Records to use Start Marker
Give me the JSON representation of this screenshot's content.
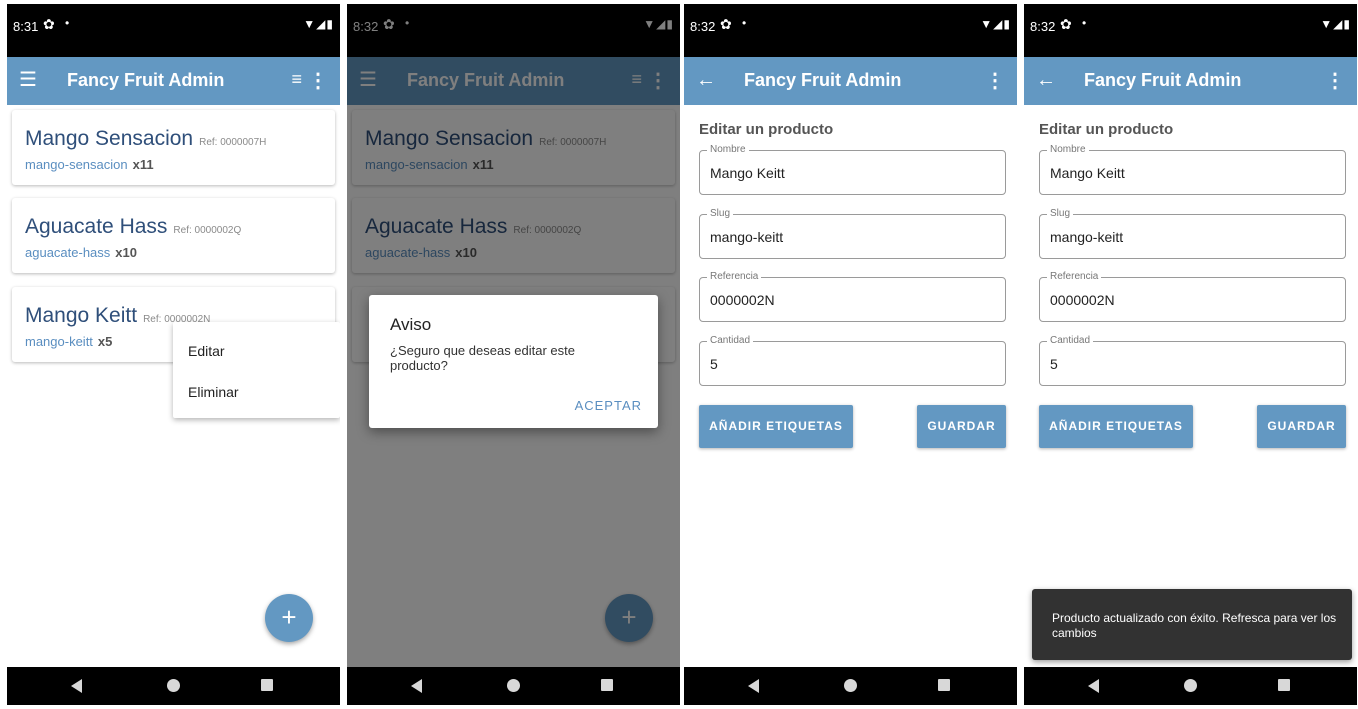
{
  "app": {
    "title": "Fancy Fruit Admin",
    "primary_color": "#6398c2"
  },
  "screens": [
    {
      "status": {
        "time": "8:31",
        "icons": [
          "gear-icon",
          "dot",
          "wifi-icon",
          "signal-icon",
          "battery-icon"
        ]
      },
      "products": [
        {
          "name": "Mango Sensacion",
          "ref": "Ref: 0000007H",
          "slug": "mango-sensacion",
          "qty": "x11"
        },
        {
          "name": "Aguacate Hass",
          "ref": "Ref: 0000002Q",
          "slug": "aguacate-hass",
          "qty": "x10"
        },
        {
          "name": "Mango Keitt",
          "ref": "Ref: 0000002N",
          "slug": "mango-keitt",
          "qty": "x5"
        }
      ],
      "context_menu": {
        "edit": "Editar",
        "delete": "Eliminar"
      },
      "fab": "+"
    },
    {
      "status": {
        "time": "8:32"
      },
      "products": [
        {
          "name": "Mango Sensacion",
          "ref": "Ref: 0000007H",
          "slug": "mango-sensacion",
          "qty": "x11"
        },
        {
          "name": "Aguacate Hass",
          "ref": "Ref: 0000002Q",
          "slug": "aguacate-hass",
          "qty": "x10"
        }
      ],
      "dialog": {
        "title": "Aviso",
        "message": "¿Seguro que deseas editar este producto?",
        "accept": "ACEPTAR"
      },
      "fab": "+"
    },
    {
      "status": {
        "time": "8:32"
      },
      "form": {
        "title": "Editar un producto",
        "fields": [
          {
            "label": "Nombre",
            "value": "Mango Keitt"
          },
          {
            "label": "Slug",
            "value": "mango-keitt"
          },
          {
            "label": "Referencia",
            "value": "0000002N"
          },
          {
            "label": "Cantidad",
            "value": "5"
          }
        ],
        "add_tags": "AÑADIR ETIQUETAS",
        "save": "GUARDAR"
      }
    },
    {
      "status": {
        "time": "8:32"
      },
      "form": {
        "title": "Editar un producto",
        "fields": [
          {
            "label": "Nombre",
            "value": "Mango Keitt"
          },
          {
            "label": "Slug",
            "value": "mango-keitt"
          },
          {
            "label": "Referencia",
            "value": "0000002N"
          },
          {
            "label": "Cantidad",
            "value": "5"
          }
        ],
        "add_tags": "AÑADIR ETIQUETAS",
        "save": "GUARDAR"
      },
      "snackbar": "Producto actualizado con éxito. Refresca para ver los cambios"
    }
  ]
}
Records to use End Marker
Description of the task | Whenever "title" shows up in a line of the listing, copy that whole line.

Answer area |
    "title": "Fancy Fruit Admin",
        "title": "Aviso",
        "title": "Editar un producto",
        "title": "Editar un producto",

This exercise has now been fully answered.